“That may not sound significant, but when you think about where we were just 15 years ago when Katrina hit and we had to pass out fliers — in shelters, by boat, whatever we could do just to get some basic health and safety information out there. Not everyone has a transistor radio,” Seeger noted, “but almost everyone has access to Twitter.”
Retired Adm. Thad Allen, who played a key role in shoring up the initially weak federal response to Hurricane Katrina in 2005 and served as national incident commander for the 2010 Gulf of Mexico oil spill, said government agencies seem to be doing their best in a complex situation.
“I’m not sure how much more you can ask for,” he said. “If you have more total fires than you have firemen, the scale, complexity and scope becomes a risk aggregator.”
Allen also pointed out that every storm is different: “When you’ve seen one hurricane, you’ve seen one hurricane.”
W. Craig Fugate, who led FEMA during Barack Obama’s presidency, said the agency’s previous advance planning had been more concerned with “no-notice” disasters such as earthquakes. He said he pushed FEMA staff members to think outside the box. “You have to prepare for the things that haven’t happened, or you haven’t thought of that will exceed the daily capabilities,” he said.
Yet he acknowledged what is obvious in the wake of Harvey: “You can’t anticipate every scenario that might happen.”
Having learned lessons from Hurricane Katrina’s aftermath, FEMA positioned many of its personnel in advance of Harvey, as did the Red Cross and other organizations. But when the floodwater rose, Houstonians were still largely on their own. Some rode to shelters or hospitals in the back of city dump trucks, while others waded through chest-deep water.
Leaders of the federal response to the Hurricane Harvey disaster had an early morning news conference Monday in Washington that was by turns a declaration of competence, an expression of grave concern and a plea for the public’s help.

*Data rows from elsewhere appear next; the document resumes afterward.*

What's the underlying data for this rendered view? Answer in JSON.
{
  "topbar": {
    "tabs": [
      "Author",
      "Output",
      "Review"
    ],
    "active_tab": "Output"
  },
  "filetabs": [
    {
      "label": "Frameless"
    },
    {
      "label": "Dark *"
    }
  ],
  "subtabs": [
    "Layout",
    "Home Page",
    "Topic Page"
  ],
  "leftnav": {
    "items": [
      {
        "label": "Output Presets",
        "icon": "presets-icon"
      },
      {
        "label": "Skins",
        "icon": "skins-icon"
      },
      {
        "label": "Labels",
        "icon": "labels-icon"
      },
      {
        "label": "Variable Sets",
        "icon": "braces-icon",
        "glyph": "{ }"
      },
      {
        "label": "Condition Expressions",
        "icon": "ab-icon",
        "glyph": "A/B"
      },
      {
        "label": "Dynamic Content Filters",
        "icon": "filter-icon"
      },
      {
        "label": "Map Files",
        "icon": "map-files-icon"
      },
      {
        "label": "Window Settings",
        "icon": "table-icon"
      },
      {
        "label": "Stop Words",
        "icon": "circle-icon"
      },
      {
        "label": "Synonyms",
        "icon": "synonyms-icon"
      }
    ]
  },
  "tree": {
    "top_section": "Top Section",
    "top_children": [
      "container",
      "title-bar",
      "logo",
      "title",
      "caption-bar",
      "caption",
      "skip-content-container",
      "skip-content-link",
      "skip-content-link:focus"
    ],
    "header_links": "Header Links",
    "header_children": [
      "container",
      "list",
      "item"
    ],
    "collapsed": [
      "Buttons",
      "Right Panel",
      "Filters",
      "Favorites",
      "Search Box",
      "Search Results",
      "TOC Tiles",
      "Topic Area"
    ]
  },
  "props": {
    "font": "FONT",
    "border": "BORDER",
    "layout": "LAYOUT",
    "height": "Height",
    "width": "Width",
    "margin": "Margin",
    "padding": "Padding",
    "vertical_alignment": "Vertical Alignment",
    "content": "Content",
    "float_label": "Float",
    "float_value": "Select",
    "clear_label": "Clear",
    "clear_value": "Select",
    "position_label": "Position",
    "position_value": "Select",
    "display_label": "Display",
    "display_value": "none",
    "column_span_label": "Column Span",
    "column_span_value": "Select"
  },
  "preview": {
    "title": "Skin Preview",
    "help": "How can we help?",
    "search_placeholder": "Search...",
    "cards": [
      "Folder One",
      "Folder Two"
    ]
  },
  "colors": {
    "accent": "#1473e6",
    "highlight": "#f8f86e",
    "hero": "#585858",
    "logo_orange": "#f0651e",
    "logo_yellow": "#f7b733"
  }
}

“Under the president’s direction, we have made every resource available to respond to this historic storm,” said Elaine Duke, acting secretary of the Department of Homeland Security, who on Tuesday will accompany President Trump on a tour of storm-ravaged areas.
And that’s before the actual cleanup begins — which FEMA chief Long is warning will be “one of the largest recovery housing missions that the state has ever seen.”
McNamara, the former FEMA chief of staff, said Texas officials are overwhelmed by the task of saving lives.
“Very quickly, you’re going to get behind the curve on what comes next week,” he said. “The other thing? Schools. How do we get the schools open and kids back to school? If they can’t go back to school, the parents can’t go to work, and that creates another economic problem.”
Mary Lee Grant in Corpus Christi and Janell Ross in Washington contributed to this report.